Moroney JV,Kitayama M, Togasaki RK, Tolbert NE (1987a) Evidente for inorganic carbon transport by intact chloroplasts of Chlamydomonas reinhardtii. Plant Physiol83 460-463 Moroney JV, Togasaki RK, Husic DH, Tolbert NE (1987b) Evidence that an intemal carbonic anhydrase is present in 5% CO2-grown and air-grown Chlamydomonas. Plant Physiol84 757-761 Moroney JV, Tolbert NE (1985) Inorganic carbon uptake by Chlamydomonas reinhardtii. Plant Physiol77: 253-258 Moroney JV, Tolbert NE, Sears BB (1986) Complementation analysis of the inorganic carbon concentrating mechanism of Chlamydomonas reinhardtii. Mo1 Gen Genet 204 199-203 Ott L (1977) An Introduction to Statistical Methods and Data Analysis. Duxbury Press, Belmont, CA, pp 52-58 Spalding MH, Ogren WL (1982) Photosynthesis is required for induction of the C02-concentratingsystem. FEBS Lett 145 41-44 Spalding MH, Spreitzer RJ, Ogren WL (1983a) Carbonic anhydrasedeficient mutant of Chlamydomonas reinhardtii requires elevated carbon dioxide concentration for photoautotrophic growth. Plant Physiol73: 268-272 Spalding MH, Spreitzer RJ, Ogren WL (1983b) Reduced inorganic carbon transport in a C02-requiring mutant of Chlamydomonas reinhardtii. Plant Physiol73 273-276 Spalding MH, Spreitzer RJ, Ogren WL (1985) Use of mutants in analysis of the C02-concentrating pathway of Chlamydomonas reinhardtii, In WJ Lucas, JA Berry, eds, Bicarbonate Uptake by

Plant

Physiol. Vol. 105, 1994

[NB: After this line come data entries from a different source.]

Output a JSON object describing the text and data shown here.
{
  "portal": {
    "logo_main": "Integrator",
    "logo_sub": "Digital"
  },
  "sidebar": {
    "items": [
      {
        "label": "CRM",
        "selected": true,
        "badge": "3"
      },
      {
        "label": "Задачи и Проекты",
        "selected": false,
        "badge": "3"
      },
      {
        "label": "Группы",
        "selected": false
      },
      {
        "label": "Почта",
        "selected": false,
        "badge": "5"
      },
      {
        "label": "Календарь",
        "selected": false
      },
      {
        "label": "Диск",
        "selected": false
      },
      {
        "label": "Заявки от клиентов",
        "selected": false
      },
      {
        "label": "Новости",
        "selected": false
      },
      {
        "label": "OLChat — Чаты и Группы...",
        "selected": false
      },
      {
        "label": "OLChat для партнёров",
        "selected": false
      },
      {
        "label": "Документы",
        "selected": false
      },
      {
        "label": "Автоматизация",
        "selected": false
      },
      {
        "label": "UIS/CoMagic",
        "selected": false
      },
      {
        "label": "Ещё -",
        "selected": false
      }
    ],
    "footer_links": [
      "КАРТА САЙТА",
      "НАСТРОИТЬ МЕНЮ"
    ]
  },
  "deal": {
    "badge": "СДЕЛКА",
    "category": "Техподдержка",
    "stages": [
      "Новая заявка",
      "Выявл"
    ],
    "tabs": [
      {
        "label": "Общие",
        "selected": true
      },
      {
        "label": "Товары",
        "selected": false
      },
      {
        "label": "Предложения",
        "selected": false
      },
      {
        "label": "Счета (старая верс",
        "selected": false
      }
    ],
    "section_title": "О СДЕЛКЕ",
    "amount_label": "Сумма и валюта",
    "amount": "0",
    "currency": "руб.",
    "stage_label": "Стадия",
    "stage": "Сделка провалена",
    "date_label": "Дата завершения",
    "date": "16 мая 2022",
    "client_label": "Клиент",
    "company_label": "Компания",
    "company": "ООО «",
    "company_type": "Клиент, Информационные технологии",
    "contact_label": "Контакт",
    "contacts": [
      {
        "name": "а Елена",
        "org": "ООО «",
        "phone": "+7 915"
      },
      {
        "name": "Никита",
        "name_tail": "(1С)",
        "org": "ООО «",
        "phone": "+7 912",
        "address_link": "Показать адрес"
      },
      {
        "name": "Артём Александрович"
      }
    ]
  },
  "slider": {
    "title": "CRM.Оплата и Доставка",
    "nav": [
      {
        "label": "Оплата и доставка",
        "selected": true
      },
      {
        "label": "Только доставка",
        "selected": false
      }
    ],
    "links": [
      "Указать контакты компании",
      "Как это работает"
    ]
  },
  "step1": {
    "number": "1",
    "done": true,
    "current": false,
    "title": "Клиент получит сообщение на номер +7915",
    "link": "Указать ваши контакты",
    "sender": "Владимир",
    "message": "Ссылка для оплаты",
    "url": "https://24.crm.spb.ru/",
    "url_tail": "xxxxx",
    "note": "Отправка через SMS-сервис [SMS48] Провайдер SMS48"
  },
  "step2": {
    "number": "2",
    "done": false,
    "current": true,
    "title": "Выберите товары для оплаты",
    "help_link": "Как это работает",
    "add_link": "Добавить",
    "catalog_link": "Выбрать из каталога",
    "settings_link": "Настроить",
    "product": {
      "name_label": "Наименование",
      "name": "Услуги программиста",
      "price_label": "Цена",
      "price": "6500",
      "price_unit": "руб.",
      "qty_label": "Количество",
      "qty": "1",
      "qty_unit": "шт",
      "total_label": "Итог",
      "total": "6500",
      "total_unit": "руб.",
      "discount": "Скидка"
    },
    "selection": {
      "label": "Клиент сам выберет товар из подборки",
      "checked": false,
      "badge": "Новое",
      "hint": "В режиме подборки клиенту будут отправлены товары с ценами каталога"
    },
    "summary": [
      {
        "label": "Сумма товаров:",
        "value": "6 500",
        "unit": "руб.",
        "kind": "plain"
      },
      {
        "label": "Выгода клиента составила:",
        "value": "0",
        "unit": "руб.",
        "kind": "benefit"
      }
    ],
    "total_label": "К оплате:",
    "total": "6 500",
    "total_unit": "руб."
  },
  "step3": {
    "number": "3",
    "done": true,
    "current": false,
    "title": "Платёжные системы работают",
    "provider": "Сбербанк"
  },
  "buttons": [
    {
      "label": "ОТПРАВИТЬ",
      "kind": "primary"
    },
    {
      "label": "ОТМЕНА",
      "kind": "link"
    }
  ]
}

Aquatic Photosynthetic Organisms. American Society of Plant Physiologists, Bethesda, MD, pp 361-375 Spencer KG, Kimpel DL, Fisher ML, Togasaki RK, Miyachi S (1983) Carbonic anhydrase in Chlamydomonas reinhurdtii. 11. Requirements for carbonic anhydrase induction. Plant Cell Physiol 2 4 301-304 Sueoka N (1960) Mitotic replication of deoxyribonutAeic acid in Chlamydomonas reinhardtii. Proc Natl Acad Sci USA 4 6 83-87 Suzuki E, Tsuzuki M, Miyachi S (1987) Photosyntheíic characteristics o f chloroplasts isolated from Euglena gracillis grown photoautotrophically. Plant Cell Physiol29 1377-1388 Tsuzuki IM (1983) Mode of HC03--utilization by the cells of Chfamydomonas reinhardtii grown under ordinary air. 2 Pflmzenphysiol 110 29-37 Tsuzuki lu, Shimamoto T, Yang SY, Miyachi S (1984) Diversity in Intracellular locality, nature, and function of carbon c anhydrase in various plants. Ann NY Acad Sci 429 238-240 Wilbur KM, Anderson NG (1948) Electrometric and colorimetric detemwnation of carbonic anhydrase. J Biol Chem 1715: 147-154 Yagawa Y, Aizawa K, Yang S-Y, Miyachi S (1986) Release of carbonic anhydrase from the cell surface of Chlamydomonas reinhardtii by trypsin. Plant Physiol27: 215-221 Yang S-Y, Tsuzuki M, Miyachi S (1985) Carbonic anhydrase of Chlamydomonas: purification and studies on its induction using antisenim against Chlamydomonas carbonic anhydrase. Plant Cell Physiol 26: 25-34

Suggest Documents